Among the entries below, find the lines with the word "guns" and copy them.
*** Opening of Provided records ***
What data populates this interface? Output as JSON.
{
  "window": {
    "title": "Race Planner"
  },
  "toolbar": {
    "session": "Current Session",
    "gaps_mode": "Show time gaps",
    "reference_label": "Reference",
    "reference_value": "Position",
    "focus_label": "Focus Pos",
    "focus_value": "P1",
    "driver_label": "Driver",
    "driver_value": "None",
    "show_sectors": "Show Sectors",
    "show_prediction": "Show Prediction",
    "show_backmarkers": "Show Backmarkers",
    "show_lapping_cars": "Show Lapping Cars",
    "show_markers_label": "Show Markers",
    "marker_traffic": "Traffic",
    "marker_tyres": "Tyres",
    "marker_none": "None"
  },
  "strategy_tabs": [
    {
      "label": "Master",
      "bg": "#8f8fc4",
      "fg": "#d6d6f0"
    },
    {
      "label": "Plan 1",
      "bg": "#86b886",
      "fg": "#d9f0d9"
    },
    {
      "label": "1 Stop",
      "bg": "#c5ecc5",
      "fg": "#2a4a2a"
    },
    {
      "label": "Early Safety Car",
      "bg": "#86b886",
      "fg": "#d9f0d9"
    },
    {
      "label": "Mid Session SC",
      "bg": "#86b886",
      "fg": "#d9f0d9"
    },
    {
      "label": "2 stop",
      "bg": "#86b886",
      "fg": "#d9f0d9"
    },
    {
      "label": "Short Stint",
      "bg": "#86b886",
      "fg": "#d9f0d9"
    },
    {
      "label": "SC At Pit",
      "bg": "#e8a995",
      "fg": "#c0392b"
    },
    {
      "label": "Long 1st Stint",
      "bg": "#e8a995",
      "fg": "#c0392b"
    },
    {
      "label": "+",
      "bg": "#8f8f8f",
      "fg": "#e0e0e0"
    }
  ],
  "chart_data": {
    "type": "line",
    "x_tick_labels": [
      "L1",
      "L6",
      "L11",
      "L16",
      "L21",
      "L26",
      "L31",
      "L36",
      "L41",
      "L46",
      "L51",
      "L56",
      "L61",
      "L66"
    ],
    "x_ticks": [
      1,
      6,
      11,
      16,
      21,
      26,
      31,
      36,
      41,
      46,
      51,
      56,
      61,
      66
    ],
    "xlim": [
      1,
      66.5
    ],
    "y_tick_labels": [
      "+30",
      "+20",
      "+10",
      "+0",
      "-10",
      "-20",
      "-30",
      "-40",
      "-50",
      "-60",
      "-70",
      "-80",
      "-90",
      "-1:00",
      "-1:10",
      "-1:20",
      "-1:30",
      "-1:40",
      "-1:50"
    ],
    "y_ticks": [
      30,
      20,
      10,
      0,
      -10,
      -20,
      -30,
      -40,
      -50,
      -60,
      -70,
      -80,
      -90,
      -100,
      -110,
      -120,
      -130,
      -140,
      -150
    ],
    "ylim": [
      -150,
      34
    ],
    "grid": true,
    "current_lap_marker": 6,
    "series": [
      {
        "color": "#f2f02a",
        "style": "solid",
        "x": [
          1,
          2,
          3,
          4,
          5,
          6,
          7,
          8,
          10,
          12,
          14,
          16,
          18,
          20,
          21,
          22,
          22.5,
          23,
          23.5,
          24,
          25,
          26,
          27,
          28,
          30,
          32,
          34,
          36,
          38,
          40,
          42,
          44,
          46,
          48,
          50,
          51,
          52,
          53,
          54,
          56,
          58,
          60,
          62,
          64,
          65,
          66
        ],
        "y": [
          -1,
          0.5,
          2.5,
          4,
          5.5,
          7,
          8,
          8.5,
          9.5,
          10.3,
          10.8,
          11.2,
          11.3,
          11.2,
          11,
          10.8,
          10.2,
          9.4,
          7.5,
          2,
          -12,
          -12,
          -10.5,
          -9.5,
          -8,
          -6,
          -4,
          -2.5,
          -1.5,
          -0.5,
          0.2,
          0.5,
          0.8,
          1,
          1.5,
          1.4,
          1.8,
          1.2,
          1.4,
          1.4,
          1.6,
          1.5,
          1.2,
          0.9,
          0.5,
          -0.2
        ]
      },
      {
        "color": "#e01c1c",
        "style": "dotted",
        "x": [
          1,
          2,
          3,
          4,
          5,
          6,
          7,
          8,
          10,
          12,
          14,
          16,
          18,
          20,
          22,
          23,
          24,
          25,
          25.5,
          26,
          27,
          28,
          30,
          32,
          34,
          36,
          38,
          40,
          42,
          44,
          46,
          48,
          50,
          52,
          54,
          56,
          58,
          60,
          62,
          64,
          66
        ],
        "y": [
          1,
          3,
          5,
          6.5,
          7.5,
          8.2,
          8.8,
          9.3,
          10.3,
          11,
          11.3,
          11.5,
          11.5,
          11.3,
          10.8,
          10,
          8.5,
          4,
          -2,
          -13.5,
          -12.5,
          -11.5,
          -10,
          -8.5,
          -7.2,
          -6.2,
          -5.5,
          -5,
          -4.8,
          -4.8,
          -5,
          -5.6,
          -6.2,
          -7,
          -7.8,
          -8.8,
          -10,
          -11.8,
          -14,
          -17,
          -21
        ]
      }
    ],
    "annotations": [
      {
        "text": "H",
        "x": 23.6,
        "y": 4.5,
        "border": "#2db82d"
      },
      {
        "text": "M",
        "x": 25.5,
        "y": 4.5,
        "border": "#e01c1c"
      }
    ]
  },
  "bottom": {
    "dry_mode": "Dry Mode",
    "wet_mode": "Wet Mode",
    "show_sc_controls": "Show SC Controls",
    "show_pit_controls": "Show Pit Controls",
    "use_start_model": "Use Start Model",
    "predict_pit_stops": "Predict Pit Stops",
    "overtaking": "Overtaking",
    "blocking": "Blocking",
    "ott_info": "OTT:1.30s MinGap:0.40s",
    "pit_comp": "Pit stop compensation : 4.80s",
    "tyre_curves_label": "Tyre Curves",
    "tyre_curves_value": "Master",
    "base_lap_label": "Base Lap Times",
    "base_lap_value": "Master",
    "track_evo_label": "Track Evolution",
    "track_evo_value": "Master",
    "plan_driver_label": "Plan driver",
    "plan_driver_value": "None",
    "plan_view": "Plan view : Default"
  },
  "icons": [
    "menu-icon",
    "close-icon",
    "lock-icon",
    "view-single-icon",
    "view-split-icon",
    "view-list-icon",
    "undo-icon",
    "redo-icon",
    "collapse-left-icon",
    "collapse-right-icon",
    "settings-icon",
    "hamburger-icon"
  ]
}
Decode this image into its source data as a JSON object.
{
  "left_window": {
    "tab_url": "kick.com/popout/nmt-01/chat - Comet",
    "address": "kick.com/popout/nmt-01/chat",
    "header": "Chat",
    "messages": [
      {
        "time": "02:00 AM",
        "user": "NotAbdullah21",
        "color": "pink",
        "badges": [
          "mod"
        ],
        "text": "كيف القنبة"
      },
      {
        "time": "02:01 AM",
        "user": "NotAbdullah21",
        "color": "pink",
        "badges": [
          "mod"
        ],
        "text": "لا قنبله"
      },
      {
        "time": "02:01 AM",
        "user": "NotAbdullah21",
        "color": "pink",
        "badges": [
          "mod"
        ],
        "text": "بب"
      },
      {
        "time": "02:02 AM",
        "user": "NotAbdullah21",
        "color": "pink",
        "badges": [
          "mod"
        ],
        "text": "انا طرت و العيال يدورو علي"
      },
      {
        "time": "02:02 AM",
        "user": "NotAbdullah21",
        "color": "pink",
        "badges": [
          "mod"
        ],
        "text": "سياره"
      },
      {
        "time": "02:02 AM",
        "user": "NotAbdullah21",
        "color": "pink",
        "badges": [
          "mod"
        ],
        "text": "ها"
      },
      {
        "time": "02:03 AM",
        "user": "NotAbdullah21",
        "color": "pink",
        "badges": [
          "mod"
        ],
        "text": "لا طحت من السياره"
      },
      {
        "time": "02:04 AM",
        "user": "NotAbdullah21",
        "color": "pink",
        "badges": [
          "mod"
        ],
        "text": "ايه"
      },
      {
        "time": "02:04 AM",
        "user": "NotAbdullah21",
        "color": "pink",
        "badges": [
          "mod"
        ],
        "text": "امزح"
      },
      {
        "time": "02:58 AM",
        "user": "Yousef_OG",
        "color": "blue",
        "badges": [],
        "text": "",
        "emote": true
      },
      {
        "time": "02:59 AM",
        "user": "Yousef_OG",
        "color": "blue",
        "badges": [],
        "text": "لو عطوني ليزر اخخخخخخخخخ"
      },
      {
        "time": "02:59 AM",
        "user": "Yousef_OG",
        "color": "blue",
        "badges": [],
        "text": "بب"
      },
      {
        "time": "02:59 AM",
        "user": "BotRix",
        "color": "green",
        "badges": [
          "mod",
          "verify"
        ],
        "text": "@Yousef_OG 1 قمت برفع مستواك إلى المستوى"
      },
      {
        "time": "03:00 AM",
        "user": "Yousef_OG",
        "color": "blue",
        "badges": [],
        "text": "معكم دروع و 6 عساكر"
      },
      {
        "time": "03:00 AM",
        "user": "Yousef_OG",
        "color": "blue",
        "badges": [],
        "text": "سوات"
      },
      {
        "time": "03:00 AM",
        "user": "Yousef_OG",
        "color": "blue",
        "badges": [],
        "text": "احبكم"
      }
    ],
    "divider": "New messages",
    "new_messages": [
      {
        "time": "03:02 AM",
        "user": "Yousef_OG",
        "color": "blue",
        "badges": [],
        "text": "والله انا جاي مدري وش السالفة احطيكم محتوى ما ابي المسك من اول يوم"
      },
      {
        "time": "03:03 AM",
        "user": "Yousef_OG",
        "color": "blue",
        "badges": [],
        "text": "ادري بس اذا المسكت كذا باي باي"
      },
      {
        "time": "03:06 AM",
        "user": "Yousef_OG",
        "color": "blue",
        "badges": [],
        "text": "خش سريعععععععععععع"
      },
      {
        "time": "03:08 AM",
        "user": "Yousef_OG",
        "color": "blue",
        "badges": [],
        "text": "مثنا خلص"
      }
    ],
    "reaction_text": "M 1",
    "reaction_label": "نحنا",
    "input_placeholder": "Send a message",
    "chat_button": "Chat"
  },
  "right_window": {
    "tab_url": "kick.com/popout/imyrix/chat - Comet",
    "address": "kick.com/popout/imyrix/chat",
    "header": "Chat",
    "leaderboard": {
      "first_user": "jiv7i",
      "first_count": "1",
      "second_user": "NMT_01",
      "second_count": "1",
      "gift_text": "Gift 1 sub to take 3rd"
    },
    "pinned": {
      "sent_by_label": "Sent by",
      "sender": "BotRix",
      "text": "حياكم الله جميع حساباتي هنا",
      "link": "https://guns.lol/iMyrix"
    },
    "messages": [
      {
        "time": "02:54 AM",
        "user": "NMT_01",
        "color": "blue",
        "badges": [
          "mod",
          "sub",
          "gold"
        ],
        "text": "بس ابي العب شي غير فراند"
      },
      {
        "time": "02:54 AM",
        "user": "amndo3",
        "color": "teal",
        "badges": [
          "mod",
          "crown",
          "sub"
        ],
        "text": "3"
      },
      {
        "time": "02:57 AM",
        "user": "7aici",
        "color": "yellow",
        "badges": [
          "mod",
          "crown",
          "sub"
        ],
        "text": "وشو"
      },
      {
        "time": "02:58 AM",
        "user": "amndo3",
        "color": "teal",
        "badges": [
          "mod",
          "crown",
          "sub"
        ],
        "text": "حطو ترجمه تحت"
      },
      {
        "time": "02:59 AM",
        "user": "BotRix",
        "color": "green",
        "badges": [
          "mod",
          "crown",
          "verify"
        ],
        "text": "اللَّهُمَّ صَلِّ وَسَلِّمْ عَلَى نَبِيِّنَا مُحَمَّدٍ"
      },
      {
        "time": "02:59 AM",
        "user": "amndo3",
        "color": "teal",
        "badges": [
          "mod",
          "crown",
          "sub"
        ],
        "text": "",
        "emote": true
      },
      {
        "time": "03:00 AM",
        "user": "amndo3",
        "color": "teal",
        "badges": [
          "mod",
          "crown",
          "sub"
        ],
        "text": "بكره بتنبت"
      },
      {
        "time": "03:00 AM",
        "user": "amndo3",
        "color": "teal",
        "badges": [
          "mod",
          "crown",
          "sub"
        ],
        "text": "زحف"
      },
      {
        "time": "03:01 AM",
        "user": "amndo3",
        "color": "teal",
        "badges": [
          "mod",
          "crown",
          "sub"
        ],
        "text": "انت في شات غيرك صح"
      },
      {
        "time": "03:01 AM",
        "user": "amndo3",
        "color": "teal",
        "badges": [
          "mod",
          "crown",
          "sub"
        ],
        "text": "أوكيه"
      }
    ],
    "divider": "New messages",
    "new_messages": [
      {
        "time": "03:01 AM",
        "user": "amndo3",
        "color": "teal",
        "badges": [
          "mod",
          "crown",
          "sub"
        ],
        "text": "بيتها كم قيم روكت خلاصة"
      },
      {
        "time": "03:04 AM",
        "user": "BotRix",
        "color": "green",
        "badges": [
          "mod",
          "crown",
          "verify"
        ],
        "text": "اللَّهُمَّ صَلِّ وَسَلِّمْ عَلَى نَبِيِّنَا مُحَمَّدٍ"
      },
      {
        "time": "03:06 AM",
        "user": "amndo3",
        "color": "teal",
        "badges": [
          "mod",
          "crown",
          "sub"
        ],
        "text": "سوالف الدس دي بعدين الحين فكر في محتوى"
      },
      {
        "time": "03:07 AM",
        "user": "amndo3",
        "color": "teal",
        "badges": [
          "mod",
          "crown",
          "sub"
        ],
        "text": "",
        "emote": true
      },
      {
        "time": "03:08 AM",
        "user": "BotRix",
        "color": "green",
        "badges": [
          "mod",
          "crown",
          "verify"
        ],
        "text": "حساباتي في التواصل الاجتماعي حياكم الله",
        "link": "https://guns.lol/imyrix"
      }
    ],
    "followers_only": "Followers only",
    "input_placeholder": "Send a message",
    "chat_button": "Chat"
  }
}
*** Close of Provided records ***
Answer box -
      "link": "https://guns.lol/iMyrix"
        "link": "https://guns.lol/imyrix"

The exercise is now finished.